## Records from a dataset
= = = = = = =
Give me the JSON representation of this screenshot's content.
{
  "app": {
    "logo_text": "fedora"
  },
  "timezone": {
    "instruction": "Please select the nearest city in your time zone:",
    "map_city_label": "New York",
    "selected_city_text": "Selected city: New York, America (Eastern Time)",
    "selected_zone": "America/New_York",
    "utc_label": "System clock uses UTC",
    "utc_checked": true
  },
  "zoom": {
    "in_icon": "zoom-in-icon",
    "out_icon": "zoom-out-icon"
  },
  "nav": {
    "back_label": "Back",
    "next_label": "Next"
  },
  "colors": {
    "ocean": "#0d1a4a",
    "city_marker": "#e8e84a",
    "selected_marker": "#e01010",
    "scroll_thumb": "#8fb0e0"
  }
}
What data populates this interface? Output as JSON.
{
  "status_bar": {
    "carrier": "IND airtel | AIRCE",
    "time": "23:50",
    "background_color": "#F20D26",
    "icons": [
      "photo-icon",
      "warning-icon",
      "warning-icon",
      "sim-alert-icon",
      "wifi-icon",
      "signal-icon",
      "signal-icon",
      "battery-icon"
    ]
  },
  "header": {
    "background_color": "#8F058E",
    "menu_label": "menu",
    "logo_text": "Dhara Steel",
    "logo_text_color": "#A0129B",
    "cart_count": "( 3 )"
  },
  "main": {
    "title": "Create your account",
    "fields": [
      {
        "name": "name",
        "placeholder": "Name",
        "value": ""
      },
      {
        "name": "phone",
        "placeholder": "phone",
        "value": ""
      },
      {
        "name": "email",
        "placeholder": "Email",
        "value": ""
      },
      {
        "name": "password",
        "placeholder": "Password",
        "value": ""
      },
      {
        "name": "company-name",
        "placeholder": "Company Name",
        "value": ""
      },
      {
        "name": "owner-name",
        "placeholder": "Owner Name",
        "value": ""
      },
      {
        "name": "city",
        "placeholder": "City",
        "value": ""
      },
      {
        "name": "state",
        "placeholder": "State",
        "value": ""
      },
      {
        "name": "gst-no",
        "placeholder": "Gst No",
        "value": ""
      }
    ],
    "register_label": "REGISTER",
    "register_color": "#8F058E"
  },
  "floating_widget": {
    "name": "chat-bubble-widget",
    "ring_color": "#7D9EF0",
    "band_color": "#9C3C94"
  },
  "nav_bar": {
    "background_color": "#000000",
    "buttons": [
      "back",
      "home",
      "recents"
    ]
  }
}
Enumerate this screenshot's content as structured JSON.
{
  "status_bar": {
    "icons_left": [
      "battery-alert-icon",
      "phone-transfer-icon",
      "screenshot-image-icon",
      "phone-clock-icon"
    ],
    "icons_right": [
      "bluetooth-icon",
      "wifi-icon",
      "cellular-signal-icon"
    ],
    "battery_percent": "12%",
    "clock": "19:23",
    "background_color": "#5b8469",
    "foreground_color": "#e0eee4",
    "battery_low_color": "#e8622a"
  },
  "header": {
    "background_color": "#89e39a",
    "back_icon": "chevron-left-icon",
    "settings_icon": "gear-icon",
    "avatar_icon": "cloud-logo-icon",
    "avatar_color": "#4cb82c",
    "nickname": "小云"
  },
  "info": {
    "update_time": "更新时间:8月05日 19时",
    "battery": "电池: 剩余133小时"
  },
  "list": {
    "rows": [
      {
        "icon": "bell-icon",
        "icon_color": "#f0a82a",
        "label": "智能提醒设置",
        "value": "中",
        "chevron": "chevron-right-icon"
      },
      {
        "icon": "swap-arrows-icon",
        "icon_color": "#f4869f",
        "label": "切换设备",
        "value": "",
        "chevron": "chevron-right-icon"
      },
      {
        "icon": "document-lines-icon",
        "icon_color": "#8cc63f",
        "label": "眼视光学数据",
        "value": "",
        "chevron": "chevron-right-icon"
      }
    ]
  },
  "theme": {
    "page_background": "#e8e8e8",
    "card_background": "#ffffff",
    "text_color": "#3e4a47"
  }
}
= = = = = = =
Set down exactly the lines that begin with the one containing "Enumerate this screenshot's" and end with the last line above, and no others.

Enumerate this screenshot's content as structured JSON.
{
  "status_bar": {
    "icons_left": [
      "battery-alert-icon",
      "phone-transfer-icon",
      "screenshot-image-icon",
      "phone-clock-icon"
    ],
    "icons_right": [
      "bluetooth-icon",
      "wifi-icon",
      "cellular-signal-icon"
    ],
    "battery_percent": "12%",
    "clock": "19:23",
    "background_color": "#5b8469",
    "foreground_color": "#e0eee4",
    "battery_low_color": "#e8622a"
  },
  "header": {
    "background_color": "#89e39a",
    "back_icon": "chevron-left-icon",
    "settings_icon": "gear-icon",
    "avatar_icon": "cloud-logo-icon",
    "avatar_color": "#4cb82c",
    "nickname": "小云"
  },
  "info": {
    "update_time": "更新时间:8月05日 19时",
    "battery": "电池: 剩余133小时"
  },
  "list": {
    "rows": [
      {
        "icon": "bell-icon",
        "icon_color": "#f0a82a",
        "label": "智能提醒设置",
        "value": "中",
        "chevron": "chevron-right-icon"
      },
      {
        "icon": "swap-arrows-icon",
        "icon_color": "#f4869f",
        "label": "切换设备",
        "value": "",
        "chevron": "chevron-right-icon"
      },
      {
        "icon": "document-lines-icon",
        "icon_color": "#8cc63f",
        "label": "眼视光学数据",
        "value": "",
        "chevron": "chevron-right-icon"
      }
    ]
  },
  "theme": {
    "page_background": "#e8e8e8",
    "card_background": "#ffffff",
    "text_color": "#3e4a47"
  }
}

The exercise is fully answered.